**Element data from apps and pages:**
:::::
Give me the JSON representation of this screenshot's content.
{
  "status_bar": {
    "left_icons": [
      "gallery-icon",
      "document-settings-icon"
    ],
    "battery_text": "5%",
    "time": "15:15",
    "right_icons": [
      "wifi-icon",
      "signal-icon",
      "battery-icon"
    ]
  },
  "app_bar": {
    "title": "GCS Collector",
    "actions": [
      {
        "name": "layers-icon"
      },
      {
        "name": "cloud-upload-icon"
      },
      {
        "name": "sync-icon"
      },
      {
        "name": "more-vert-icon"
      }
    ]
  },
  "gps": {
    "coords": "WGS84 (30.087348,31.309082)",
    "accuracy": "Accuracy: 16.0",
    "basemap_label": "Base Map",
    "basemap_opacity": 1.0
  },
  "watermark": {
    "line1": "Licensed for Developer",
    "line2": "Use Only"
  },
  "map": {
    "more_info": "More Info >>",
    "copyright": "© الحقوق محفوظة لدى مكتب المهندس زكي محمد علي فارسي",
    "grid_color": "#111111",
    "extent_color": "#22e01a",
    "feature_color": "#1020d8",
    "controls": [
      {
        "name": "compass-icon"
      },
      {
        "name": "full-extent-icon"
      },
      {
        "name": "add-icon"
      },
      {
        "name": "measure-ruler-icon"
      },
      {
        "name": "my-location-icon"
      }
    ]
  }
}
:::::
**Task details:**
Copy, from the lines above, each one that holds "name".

**Written response:**
        "name": "layers-icon"
        "name": "cloud-upload-icon"
        "name": "sync-icon"
        "name": "more-vert-icon"
        "name": "compass-icon"
        "name": "full-extent-icon"
        "name": "add-icon"
        "name": "measure-ruler-icon"
        "name": "my-location-icon"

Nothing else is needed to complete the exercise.